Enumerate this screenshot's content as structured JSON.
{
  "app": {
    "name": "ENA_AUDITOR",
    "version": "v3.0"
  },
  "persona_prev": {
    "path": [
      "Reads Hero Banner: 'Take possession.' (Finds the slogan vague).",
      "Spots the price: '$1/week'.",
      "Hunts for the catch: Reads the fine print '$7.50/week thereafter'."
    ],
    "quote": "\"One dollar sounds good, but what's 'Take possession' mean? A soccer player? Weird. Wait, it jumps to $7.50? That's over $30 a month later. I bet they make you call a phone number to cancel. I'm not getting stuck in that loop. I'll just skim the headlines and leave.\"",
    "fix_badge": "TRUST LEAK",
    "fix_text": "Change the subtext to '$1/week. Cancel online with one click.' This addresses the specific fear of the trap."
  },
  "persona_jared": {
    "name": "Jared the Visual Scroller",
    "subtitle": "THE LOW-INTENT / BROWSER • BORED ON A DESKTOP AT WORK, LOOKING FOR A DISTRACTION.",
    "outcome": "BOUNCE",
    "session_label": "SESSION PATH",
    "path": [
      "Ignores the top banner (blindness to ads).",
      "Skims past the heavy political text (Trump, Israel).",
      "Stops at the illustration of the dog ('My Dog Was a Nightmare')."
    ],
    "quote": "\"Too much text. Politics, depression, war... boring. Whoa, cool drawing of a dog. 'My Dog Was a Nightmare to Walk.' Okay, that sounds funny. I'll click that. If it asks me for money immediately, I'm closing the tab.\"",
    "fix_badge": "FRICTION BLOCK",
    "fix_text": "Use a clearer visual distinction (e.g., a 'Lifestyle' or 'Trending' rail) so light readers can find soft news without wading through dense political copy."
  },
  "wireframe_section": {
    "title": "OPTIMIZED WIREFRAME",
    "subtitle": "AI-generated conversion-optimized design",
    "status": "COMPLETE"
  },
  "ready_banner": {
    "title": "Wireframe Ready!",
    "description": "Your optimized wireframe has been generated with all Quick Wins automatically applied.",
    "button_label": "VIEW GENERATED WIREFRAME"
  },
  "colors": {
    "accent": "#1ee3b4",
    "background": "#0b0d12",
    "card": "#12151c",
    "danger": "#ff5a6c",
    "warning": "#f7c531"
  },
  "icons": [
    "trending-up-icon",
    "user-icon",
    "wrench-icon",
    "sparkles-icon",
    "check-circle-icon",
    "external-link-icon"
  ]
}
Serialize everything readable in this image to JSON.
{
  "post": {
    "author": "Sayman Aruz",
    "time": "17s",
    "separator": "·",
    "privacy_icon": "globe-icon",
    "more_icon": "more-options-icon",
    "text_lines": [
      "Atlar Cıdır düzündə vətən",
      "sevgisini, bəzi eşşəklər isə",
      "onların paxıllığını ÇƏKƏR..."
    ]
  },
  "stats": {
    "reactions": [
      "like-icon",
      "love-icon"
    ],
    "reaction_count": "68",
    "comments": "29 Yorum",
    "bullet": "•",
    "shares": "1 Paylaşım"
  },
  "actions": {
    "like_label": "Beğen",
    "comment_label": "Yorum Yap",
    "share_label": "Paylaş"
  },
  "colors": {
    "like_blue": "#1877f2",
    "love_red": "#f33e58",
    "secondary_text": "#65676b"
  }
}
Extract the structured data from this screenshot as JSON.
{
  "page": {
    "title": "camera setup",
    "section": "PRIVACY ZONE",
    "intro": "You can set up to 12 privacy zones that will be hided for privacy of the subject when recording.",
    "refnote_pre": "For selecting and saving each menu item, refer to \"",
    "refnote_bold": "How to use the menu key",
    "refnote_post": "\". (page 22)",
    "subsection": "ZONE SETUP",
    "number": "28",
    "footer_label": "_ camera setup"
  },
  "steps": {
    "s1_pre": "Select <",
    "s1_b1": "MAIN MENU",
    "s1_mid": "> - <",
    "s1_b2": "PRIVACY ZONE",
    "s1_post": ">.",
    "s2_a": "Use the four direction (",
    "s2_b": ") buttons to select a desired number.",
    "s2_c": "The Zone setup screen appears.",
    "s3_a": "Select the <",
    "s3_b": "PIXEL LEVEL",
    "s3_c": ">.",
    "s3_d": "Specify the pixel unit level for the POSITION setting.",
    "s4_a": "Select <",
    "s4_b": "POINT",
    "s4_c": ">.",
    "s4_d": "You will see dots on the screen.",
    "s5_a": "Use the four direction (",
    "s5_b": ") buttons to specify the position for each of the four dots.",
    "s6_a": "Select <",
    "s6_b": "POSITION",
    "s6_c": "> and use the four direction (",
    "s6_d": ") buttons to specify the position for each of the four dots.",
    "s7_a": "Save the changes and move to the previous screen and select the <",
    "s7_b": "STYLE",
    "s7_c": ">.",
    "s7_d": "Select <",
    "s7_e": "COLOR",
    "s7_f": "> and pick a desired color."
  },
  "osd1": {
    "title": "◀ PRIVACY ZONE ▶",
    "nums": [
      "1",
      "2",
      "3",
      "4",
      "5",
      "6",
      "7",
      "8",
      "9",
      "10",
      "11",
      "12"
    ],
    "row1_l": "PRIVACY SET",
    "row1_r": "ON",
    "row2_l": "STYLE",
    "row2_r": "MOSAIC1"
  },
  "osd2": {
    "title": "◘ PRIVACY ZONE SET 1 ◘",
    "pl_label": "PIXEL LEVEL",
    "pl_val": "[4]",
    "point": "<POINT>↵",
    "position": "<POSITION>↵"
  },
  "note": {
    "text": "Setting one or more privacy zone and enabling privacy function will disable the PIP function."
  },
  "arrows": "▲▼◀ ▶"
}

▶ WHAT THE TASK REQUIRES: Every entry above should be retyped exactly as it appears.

▶ FINAL ANSWER:
Enumerate this screenshot's content as structured JSON.
{
  "app": {
    "name": "ENA_AUDITOR",
    "version": "v3.0"
  },
  "persona_prev": {
    "path": [
      "Reads Hero Banner: 'Take possession.' (Finds the slogan vague).",
      "Spots the price: '$1/week'.",
      "Hunts for the catch: Reads the fine print '$7.50/week thereafter'."
    ],
    "quote": "\"One dollar sounds good, but what's 'Take possession' mean? A soccer player? Weird. Wait, it jumps to $7.50? That's over $30 a month later. I bet they make you call a phone number to cancel. I'm not getting stuck in that loop. I'll just skim the headlines and leave.\"",
    "fix_badge": "TRUST LEAK",
    "fix_text": "Change the subtext to '$1/week. Cancel online with one click.' This addresses the specific fear of the trap."
  },
  "persona_jared": {
    "name": "Jared the Visual Scroller",
    "subtitle": "THE LOW-INTENT / BROWSER • BORED ON A DESKTOP AT WORK, LOOKING FOR A DISTRACTION.",
    "outcome": "BOUNCE",
    "session_label": "SESSION PATH",
    "path": [
      "Ignores the top banner (blindness to ads).",
      "Skims past the heavy political text (Trump, Israel).",
      "Stops at the illustration of the dog ('My Dog Was a Nightmare')."
    ],
    "quote": "\"Too much text. Politics, depression, war... boring. Whoa, cool drawing of a dog. 'My Dog Was a Nightmare to Walk.' Okay, that sounds funny. I'll click that. If it asks me for money immediately, I'm closing the tab.\"",
    "fix_badge": "FRICTION BLOCK",
    "fix_text": "Use a clearer visual distinction (e.g., a 'Lifestyle' or 'Trending' rail) so light readers can find soft news without wading through dense political copy."
  },
  "wireframe_section": {
    "title": "OPTIMIZED WIREFRAME",
    "subtitle": "AI-generated conversion-optimized design",
    "status": "COMPLETE"
  },
  "ready_banner": {
    "title": "Wireframe Ready!",
    "description": "Your optimized wireframe has been generated with all Quick Wins automatically applied.",
    "button_label": "VIEW GENERATED WIREFRAME"
  },
  "colors": {
    "accent": "#1ee3b4",
    "background": "#0b0d12",
    "card": "#12151c",
    "danger": "#ff5a6c",
    "warning": "#f7c531"
  },
  "icons": [
    "trending-up-icon",
    "user-icon",
    "wrench-icon",
    "sparkles-icon",
    "check-circle-icon",
    "external-link-icon"
  ]
}
Serialize everything readable in this image to JSON.
{
  "post": {
    "author": "Sayman Aruz",
    "time": "17s",
    "separator": "·",
    "privacy_icon": "globe-icon",
    "more_icon": "more-options-icon",
    "text_lines": [
      "Atlar Cıdır düzündə vətən",
      "sevgisini, bəzi eşşəklər isə",
      "onların paxıllığını ÇƏKƏR..."
    ]
  },
  "stats": {
    "reactions": [
      "like-icon",
      "love-icon"
    ],
    "reaction_count": "68",
    "comments": "29 Yorum",
    "bullet": "•",
    "shares": "1 Paylaşım"
  },
  "actions": {
    "like_label": "Beğen",
    "comment_label": "Yorum Yap",
    "share_label": "Paylaş"
  },
  "colors": {
    "like_blue": "#1877f2",
    "love_red": "#f33e58",
    "secondary_text": "#65676b"
  }
}
Extract the structured data from this screenshot as JSON.
{
  "page": {
    "title": "camera setup",
    "section": "PRIVACY ZONE",
    "intro": "You can set up to 12 privacy zones that will be hided for privacy of the subject when recording.",
    "refnote_pre": "For selecting and saving each menu item, refer to \"",
    "refnote_bold": "How to use the menu key",
    "refnote_post": "\". (page 22)",
    "subsection": "ZONE SETUP",
    "number": "28",
    "footer_label": "_ camera setup"
  },
  "steps": {
    "s1_pre": "Select <",
    "s1_b1": "MAIN MENU",
    "s1_mid": "> - <",
    "s1_b2": "PRIVACY ZONE",
    "s1_post": ">.",
    "s2_a": "Use the four direction (",
    "s2_b": ") buttons to select a desired number.",
    "s2_c": "The Zone setup screen appears.",
    "s3_a": "Select the <",
    "s3_b": "PIXEL LEVEL",
    "s3_c": ">.",
    "s3_d": "Specify the pixel unit level for the POSITION setting.",
    "s4_a": "Select <",
    "s4_b": "POINT",
    "s4_c": ">.",
    "s4_d": "You will see dots on the screen.",
    "s5_a": "Use the four direction (",
    "s5_b": ") buttons to specify the position for each of the four dots.",
    "s6_a": "Select <",
    "s6_b": "POSITION",
    "s6_c": "> and use the four direction (",
    "s6_d": ") buttons to specify the position for each of the four dots.",
    "s7_a": "Save the changes and move to the previous screen and select the <",
    "s7_b": "STYLE",
    "s7_c": ">.",
    "s7_d": "Select <",
    "s7_e": "COLOR",
    "s7_f": "> and pick a desired color."
  },
  "osd1": {
    "title": "◀ PRIVACY ZONE ▶",
    "nums": [
      "1",
      "2",
      "3",
      "4",
      "5",
      "6",
      "7",
      "8",
      "9",
      "10",
      "11",
      "12"
    ],
    "row1_l": "PRIVACY SET",
    "row1_r": "ON",
    "row2_l": "STYLE",
    "row2_r": "MOSAIC1"
  },
  "osd2": {
    "title": "◘ PRIVACY ZONE SET 1 ◘",
    "pl_label": "PIXEL LEVEL",
    "pl_val": "[4]",
    "point": "<POINT>↵",
    "position": "<POSITION>↵"
  },
  "note": {
    "text": "Setting one or more privacy zone and enabling privacy function will disable the PIP function."
  },
  "arrows": "▲▼◀ ▶"
}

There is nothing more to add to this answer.